== Dataset records
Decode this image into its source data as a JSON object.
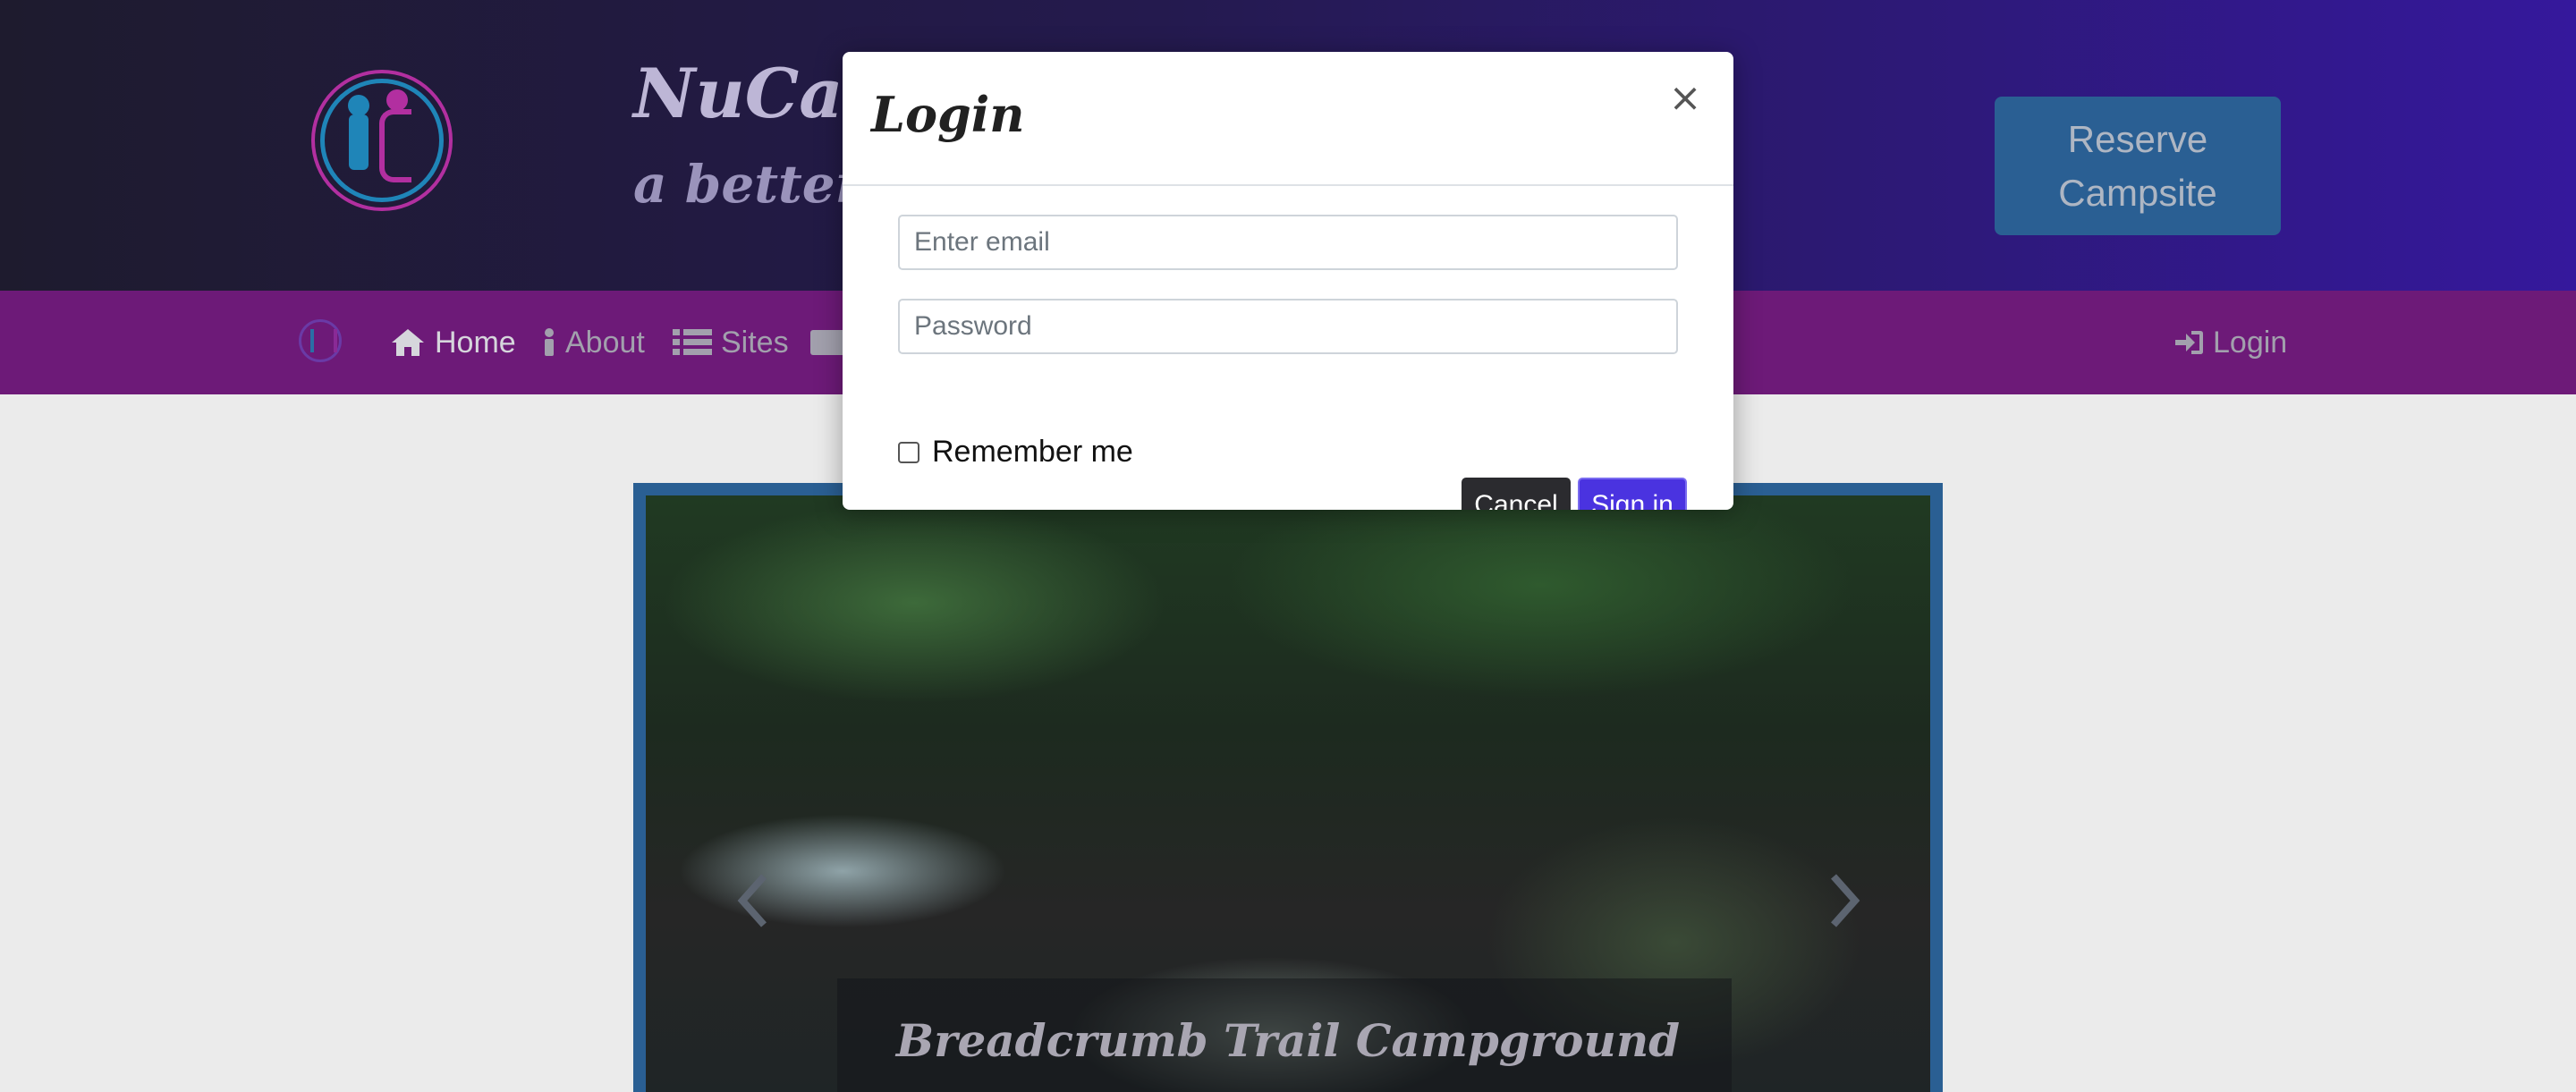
{
  "header": {
    "brand_title": "NuCamp",
    "brand_tagline": "a better w",
    "reserve_button": "Reserve Campsite"
  },
  "navbar": {
    "items": [
      {
        "label": "Home",
        "icon": "home-icon",
        "active": true
      },
      {
        "label": "About",
        "icon": "info-icon",
        "active": false
      },
      {
        "label": "Sites",
        "icon": "list-icon",
        "active": false
      },
      {
        "label": "",
        "icon": "address-card-icon",
        "active": false
      }
    ],
    "login_label": "Login"
  },
  "modal": {
    "title": "Login",
    "close_symbol": "×",
    "email_placeholder": "Enter email",
    "password_placeholder": "Password",
    "remember_label": "Remember me",
    "cancel_label": "Cancel",
    "signin_label": "Sign in"
  },
  "carousel": {
    "caption_title": "Breadcrumb Trail Campground"
  },
  "colors": {
    "navbar": "#6d1a78",
    "reserve_button": "#2a5f93",
    "signin_button": "#4a33e0",
    "cancel_button": "#2b2b2f"
  }
}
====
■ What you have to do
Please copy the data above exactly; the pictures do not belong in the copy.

■ Written solution
Decode this image into its source data as a JSON object.
{
  "header": {
    "brand_title": "NuCamp",
    "brand_tagline": "a better w",
    "reserve_button": "Reserve Campsite"
  },
  "navbar": {
    "items": [
      {
        "label": "Home",
        "icon": "home-icon",
        "active": true
      },
      {
        "label": "About",
        "icon": "info-icon",
        "active": false
      },
      {
        "label": "Sites",
        "icon": "list-icon",
        "active": false
      },
      {
        "label": "",
        "icon": "address-card-icon",
        "active": false
      }
    ],
    "login_label": "Login"
  },
  "modal": {
    "title": "Login",
    "close_symbol": "×",
    "email_placeholder": "Enter email",
    "password_placeholder": "Password",
    "remember_label": "Remember me",
    "cancel_label": "Cancel",
    "signin_label": "Sign in"
  },
  "carousel": {
    "caption_title": "Breadcrumb Trail Campground"
  },
  "colors": {
    "navbar": "#6d1a78",
    "reserve_button": "#2a5f93",
    "signin_button": "#4a33e0",
    "cancel_button": "#2b2b2f"
  }
}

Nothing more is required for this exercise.